• What you are asked to do: The answer must be one number: how many lines of the records contain "icon".

[[ Records shown, beginning ]]

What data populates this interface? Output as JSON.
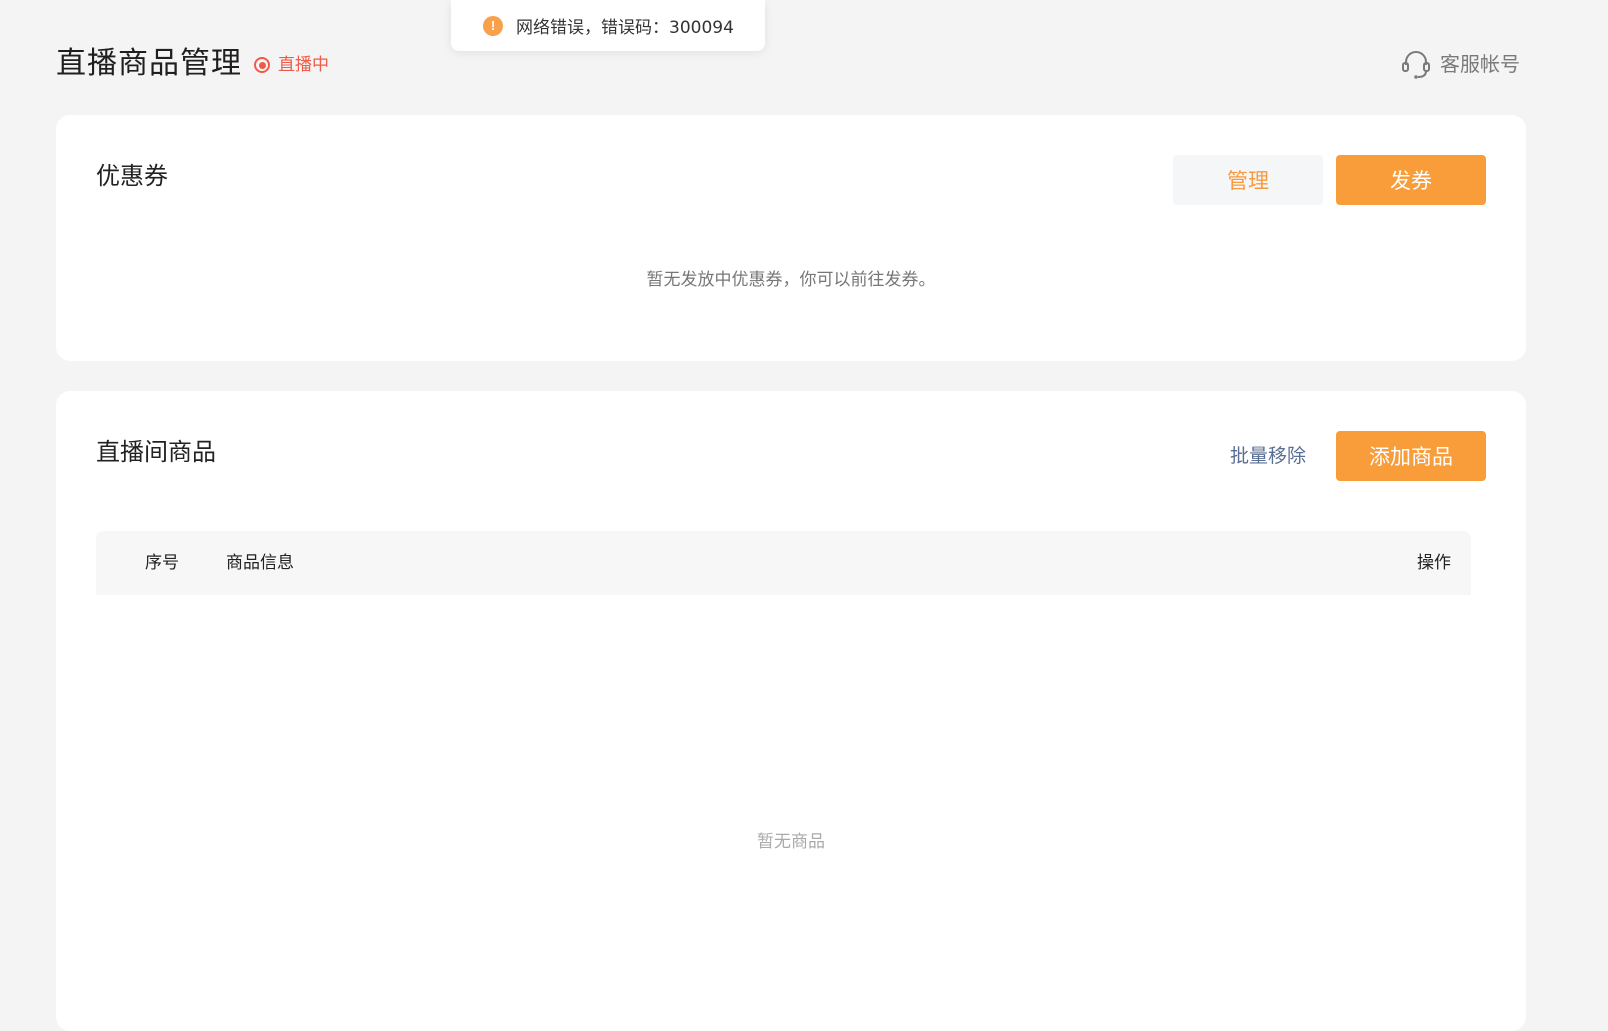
{
  "toast": {
    "icon": "warning-icon",
    "message": "网络错误，错误码：300094",
    "color": "#f8a04a"
  },
  "header": {
    "title": "直播商品管理",
    "live_status": "直播中",
    "live_color": "#f05a47",
    "service_label": "客服帐号",
    "service_icon": "headset-icon"
  },
  "coupon": {
    "title": "优惠券",
    "manage_label": "管理",
    "issue_label": "发券",
    "empty_text": "暂无发放中优惠券，你可以前往发券。"
  },
  "goods": {
    "title": "直播间商品",
    "batch_remove_label": "批量移除",
    "add_label": "添加商品",
    "columns": {
      "index": "序号",
      "info": "商品信息",
      "action": "操作"
    },
    "empty_text": "暂无商品"
  },
  "colors": {
    "accent": "#f99d3a",
    "background": "#f4f4f4",
    "link": "#5a6e91"
  }
}
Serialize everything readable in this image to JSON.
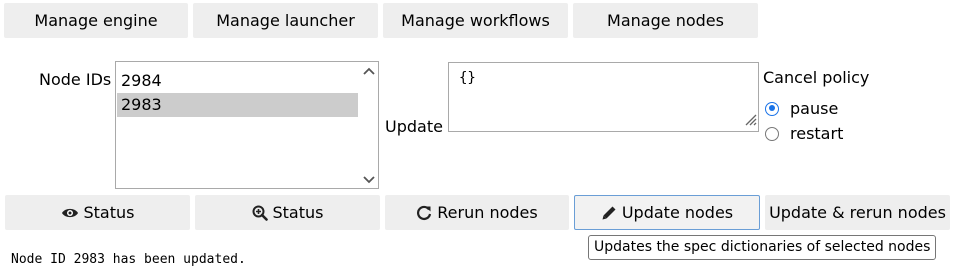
{
  "top_buttons": {
    "manage_engine": "Manage engine",
    "manage_launcher": "Manage launcher",
    "manage_workflows": "Manage workflows",
    "manage_nodes": "Manage nodes"
  },
  "node_ids": {
    "label": "Node IDs",
    "items": [
      "2984",
      "2983"
    ],
    "selected": "2983"
  },
  "update": {
    "label": "Update",
    "value": "{}"
  },
  "cancel_policy": {
    "label": "Cancel policy",
    "options": [
      "pause",
      "restart"
    ],
    "selected": "pause"
  },
  "action_buttons": {
    "status_view": {
      "label": "Status",
      "icon": "eye-icon"
    },
    "status_zoom": {
      "label": "Status",
      "icon": "zoom-in-icon"
    },
    "rerun_nodes": {
      "label": "Rerun nodes",
      "icon": "redo-icon"
    },
    "update_nodes": {
      "label": "Update nodes",
      "icon": "pencil-icon"
    },
    "update_rerun_nodes": {
      "label": "Update & rerun nodes"
    }
  },
  "tooltip": "Updates the spec dictionaries of selected nodes",
  "output": "Node ID 2983 has been updated.",
  "colors": {
    "accent": "#1a73e8",
    "button_bg": "#eeeeee",
    "selected_bg": "#cccccc",
    "focus_border": "#6a9ed6"
  }
}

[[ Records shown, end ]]

• Task result: 6